▶ [EXERCISE]: Each record is to be given again without alteration.

★ ★ ★ ★ ★

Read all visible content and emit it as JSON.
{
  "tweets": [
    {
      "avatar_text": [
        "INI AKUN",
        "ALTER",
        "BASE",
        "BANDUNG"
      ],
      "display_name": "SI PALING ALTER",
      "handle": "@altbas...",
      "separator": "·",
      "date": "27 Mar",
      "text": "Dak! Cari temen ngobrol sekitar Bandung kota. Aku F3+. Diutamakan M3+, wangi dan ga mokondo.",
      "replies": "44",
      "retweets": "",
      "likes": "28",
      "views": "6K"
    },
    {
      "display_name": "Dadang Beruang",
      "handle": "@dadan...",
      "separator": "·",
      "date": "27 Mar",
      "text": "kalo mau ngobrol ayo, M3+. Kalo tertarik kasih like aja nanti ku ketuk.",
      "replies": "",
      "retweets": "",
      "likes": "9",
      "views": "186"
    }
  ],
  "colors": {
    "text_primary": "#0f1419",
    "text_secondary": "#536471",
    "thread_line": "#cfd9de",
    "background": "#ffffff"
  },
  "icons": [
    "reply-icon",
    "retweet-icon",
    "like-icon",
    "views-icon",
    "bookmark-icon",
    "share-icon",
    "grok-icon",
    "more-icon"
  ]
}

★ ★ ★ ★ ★

▶ [EXERCISE RESPONSE]:
Read all visible content and emit it as JSON.
{
  "tweets": [
    {
      "avatar_text": [
        "INI AKUN",
        "ALTER",
        "BASE",
        "BANDUNG"
      ],
      "display_name": "SI PALING ALTER",
      "handle": "@altbas...",
      "separator": "·",
      "date": "27 Mar",
      "text": "Dak! Cari temen ngobrol sekitar Bandung kota. Aku F3+. Diutamakan M3+, wangi dan ga mokondo.",
      "replies": "44",
      "retweets": "",
      "likes": "28",
      "views": "6K"
    },
    {
      "display_name": "Dadang Beruang",
      "handle": "@dadan...",
      "separator": "·",
      "date": "27 Mar",
      "text": "kalo mau ngobrol ayo, M3+. Kalo tertarik kasih like aja nanti ku ketuk.",
      "replies": "",
      "retweets": "",
      "likes": "9",
      "views": "186"
    }
  ],
  "colors": {
    "text_primary": "#0f1419",
    "text_secondary": "#536471",
    "thread_line": "#cfd9de",
    "background": "#ffffff"
  },
  "icons": [
    "reply-icon",
    "retweet-icon",
    "like-icon",
    "views-icon",
    "bookmark-icon",
    "share-icon",
    "grok-icon",
    "more-icon"
  ]
}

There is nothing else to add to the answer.